#### [TRY IT]
Copy out each line containing "EURUSD" from the entries below.

[Website and app data records]
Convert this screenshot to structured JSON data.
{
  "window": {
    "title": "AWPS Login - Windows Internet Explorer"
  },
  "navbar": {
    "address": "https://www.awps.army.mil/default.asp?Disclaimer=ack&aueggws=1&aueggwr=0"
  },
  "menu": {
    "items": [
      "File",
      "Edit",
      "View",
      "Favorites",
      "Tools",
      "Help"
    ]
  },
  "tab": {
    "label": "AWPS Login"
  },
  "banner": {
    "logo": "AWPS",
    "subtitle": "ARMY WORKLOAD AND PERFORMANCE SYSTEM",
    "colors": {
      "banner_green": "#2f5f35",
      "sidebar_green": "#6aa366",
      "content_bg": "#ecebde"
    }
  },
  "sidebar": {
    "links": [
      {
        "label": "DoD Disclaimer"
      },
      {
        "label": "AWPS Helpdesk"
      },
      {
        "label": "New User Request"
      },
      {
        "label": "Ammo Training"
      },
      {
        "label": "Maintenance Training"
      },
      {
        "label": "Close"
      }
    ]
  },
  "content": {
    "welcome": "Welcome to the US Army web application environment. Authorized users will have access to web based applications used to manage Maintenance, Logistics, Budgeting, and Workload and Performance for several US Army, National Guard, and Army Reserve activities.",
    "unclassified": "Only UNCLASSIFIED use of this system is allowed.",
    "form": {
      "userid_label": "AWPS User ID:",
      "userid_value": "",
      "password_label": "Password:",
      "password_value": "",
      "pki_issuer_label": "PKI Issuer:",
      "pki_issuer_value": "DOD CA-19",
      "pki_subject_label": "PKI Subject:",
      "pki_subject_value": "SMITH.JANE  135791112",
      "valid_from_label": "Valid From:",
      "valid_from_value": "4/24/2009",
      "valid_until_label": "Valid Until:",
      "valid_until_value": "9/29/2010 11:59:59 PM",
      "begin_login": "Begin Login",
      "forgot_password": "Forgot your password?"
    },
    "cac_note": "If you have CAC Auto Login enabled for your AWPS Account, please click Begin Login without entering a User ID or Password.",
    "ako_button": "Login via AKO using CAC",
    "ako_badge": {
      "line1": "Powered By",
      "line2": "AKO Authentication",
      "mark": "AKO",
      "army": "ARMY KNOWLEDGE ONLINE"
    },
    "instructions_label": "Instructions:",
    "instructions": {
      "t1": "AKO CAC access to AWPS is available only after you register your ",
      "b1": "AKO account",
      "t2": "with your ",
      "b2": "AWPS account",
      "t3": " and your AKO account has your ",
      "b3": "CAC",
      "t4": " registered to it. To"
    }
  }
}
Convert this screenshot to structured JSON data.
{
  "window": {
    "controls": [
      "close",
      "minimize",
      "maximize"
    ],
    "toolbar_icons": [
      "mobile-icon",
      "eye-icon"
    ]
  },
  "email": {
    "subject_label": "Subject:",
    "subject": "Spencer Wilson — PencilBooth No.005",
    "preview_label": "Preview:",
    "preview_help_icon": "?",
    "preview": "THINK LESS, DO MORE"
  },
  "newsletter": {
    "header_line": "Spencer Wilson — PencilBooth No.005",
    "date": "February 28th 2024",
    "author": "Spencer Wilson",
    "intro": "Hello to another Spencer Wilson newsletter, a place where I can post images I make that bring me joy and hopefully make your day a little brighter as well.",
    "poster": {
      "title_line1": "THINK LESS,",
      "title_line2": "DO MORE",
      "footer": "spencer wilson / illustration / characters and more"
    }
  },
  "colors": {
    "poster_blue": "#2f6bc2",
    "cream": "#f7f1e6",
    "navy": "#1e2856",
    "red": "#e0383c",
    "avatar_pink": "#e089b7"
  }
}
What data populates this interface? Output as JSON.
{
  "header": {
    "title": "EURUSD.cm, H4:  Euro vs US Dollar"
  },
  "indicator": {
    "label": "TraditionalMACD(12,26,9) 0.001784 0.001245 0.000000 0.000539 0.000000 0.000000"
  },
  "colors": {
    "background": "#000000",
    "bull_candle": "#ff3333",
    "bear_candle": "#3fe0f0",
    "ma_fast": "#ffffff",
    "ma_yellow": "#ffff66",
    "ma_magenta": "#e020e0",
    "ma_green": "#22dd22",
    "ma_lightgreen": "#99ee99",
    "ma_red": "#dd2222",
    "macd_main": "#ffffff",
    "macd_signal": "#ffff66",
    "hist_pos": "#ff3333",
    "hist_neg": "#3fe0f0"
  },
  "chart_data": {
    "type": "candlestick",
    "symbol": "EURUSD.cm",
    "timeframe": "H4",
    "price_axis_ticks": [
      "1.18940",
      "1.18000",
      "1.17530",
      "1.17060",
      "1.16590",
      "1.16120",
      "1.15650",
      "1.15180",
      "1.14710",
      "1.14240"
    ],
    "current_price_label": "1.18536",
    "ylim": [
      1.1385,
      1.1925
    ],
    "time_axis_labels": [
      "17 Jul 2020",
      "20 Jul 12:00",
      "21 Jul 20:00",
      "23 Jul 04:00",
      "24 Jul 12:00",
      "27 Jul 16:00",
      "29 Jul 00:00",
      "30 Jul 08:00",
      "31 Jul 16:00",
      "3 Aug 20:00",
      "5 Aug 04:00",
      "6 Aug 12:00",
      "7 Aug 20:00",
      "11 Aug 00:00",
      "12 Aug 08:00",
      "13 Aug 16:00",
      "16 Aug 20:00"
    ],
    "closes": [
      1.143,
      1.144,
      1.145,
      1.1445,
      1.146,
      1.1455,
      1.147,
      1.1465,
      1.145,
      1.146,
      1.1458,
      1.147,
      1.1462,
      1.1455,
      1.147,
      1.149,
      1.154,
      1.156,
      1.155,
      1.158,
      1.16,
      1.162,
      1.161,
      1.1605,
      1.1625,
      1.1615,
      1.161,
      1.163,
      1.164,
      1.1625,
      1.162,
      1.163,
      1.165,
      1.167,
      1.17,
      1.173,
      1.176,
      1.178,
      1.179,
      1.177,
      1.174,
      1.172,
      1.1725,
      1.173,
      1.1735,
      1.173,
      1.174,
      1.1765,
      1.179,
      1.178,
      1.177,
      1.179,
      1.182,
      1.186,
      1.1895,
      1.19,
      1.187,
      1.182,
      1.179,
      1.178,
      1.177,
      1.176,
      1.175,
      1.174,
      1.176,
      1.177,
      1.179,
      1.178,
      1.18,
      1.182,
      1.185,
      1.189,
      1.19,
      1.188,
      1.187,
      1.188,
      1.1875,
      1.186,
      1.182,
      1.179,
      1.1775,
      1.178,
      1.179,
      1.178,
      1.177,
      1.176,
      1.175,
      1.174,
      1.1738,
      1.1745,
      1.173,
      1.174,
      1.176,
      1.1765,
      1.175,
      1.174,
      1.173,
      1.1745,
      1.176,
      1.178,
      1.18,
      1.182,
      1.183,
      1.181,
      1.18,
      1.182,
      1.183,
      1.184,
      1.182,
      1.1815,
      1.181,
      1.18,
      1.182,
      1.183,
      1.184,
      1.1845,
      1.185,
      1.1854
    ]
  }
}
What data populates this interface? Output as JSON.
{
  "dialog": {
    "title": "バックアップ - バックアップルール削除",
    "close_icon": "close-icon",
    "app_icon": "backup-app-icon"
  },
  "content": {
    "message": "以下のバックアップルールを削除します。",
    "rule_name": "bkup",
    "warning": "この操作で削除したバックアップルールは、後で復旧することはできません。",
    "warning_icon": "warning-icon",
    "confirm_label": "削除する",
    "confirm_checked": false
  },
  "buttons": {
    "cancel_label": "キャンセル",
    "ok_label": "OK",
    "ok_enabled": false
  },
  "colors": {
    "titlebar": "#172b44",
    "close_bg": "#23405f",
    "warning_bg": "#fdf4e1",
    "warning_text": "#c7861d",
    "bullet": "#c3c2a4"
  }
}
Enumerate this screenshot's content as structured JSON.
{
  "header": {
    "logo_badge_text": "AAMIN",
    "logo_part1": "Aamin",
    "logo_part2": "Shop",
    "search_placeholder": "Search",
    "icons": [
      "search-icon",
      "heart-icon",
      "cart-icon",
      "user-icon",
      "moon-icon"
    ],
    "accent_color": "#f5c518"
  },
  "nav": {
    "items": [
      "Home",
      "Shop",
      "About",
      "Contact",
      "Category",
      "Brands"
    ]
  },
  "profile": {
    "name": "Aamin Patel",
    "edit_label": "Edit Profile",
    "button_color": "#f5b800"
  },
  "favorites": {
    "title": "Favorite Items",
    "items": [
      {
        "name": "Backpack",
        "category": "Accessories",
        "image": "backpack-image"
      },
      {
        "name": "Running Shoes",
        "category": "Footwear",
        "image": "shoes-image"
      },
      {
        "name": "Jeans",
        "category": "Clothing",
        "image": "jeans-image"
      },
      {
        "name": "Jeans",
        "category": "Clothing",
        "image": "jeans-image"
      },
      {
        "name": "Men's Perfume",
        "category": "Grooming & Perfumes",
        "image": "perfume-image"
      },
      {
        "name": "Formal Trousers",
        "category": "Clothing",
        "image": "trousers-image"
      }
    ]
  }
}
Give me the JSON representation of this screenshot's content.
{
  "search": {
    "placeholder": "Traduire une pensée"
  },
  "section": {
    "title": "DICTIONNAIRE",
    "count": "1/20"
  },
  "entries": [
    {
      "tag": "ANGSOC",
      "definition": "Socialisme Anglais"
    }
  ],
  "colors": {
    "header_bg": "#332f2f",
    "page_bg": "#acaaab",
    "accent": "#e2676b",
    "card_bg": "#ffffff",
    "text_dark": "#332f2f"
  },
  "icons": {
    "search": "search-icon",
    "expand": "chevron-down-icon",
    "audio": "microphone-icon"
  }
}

#### [ANSWER TO THE PROBLEM]
    "title": "EURUSD.cm, H4:  Euro vs US Dollar"
    "symbol": "EURUSD.cm",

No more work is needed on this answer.